-- DATA FOR REVIEW follows --

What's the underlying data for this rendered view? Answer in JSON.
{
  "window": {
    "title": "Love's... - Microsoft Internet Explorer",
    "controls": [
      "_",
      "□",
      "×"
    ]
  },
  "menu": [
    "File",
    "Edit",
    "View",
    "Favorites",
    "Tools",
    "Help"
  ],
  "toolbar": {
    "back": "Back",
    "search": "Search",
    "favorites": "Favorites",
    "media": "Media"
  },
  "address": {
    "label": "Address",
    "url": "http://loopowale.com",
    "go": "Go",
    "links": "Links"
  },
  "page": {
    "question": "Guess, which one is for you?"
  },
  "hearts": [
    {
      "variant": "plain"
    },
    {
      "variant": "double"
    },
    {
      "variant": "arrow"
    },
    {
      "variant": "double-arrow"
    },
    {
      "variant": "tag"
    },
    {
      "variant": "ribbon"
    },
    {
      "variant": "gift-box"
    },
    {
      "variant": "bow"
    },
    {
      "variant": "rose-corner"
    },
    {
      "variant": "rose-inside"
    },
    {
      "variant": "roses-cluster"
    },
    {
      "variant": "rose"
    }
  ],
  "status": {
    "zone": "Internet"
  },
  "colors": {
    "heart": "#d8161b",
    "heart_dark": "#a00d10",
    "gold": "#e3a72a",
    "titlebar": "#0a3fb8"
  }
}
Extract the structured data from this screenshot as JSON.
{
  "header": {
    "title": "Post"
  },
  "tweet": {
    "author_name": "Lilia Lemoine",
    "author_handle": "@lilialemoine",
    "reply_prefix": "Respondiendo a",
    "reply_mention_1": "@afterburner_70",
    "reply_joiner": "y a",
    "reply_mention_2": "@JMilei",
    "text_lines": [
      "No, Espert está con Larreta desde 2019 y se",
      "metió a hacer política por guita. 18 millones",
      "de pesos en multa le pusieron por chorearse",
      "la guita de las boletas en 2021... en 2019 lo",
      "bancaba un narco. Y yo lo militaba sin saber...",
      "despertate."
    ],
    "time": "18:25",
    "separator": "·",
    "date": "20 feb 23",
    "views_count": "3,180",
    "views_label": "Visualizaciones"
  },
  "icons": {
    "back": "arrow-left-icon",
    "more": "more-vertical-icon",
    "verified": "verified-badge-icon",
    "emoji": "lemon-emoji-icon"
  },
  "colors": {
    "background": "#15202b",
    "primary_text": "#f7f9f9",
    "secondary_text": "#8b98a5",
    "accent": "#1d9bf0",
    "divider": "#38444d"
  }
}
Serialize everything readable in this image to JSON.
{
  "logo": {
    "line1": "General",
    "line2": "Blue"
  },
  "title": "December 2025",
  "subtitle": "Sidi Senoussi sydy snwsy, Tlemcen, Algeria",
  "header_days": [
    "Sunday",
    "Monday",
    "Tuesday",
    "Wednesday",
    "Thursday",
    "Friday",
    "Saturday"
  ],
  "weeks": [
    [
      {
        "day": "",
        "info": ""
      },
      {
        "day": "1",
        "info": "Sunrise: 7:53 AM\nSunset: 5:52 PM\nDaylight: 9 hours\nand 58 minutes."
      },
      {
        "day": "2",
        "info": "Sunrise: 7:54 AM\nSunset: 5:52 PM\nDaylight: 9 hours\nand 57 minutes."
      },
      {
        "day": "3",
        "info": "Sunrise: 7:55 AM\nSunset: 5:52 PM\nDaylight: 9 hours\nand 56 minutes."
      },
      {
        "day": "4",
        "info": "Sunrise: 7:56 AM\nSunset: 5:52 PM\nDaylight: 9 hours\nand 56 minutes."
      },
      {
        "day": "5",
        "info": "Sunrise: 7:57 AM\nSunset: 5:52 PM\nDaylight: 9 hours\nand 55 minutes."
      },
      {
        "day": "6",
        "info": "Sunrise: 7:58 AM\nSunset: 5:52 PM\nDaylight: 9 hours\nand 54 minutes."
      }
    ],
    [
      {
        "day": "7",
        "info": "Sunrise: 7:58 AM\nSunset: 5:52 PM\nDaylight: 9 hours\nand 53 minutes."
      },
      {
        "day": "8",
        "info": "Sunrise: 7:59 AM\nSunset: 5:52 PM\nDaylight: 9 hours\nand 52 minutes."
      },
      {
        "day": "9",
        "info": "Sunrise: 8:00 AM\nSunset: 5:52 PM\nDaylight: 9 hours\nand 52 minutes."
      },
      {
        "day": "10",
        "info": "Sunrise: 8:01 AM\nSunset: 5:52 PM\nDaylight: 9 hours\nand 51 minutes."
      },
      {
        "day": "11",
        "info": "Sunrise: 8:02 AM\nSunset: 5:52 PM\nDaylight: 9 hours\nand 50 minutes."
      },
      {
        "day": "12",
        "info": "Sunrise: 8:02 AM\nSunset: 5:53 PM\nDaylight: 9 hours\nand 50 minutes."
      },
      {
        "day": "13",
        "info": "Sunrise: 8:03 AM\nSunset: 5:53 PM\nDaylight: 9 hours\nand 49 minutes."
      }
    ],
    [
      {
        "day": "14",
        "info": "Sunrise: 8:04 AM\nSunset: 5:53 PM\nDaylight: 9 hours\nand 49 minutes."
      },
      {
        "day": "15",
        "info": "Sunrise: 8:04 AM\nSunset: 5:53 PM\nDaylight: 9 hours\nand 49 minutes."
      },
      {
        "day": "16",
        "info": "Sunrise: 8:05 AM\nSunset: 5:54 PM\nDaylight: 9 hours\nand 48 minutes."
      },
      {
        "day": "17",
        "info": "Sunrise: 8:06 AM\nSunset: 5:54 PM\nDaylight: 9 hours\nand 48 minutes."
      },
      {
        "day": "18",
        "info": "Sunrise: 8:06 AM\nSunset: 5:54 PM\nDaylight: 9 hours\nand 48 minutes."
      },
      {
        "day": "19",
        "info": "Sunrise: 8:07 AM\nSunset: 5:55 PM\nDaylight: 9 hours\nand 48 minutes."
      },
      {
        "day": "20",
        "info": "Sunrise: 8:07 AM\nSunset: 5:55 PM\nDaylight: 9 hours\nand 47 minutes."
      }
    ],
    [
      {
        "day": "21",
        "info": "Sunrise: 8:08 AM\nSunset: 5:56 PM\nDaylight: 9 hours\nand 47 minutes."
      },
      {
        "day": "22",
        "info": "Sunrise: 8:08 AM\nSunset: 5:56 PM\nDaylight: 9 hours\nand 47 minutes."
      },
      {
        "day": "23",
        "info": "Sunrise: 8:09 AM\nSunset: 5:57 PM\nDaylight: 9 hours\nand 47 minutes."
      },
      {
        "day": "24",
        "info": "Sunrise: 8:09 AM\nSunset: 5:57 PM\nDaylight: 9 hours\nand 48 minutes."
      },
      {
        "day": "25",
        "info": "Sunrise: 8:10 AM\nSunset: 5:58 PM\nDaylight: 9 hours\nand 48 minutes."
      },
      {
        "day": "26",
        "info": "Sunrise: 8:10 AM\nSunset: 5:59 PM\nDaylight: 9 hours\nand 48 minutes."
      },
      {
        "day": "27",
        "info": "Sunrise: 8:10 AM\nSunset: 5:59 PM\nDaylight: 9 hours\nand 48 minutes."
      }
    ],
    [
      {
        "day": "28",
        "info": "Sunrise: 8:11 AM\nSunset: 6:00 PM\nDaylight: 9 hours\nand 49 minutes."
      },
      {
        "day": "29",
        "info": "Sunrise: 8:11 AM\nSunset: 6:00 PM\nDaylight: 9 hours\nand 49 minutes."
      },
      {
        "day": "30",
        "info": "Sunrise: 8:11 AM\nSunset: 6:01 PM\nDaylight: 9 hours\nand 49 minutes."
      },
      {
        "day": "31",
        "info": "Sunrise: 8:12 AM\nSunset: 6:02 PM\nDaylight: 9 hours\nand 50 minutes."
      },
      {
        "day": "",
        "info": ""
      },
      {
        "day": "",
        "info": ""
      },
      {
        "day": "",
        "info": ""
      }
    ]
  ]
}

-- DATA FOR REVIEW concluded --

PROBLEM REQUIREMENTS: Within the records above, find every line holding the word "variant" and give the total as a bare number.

REPLY: 12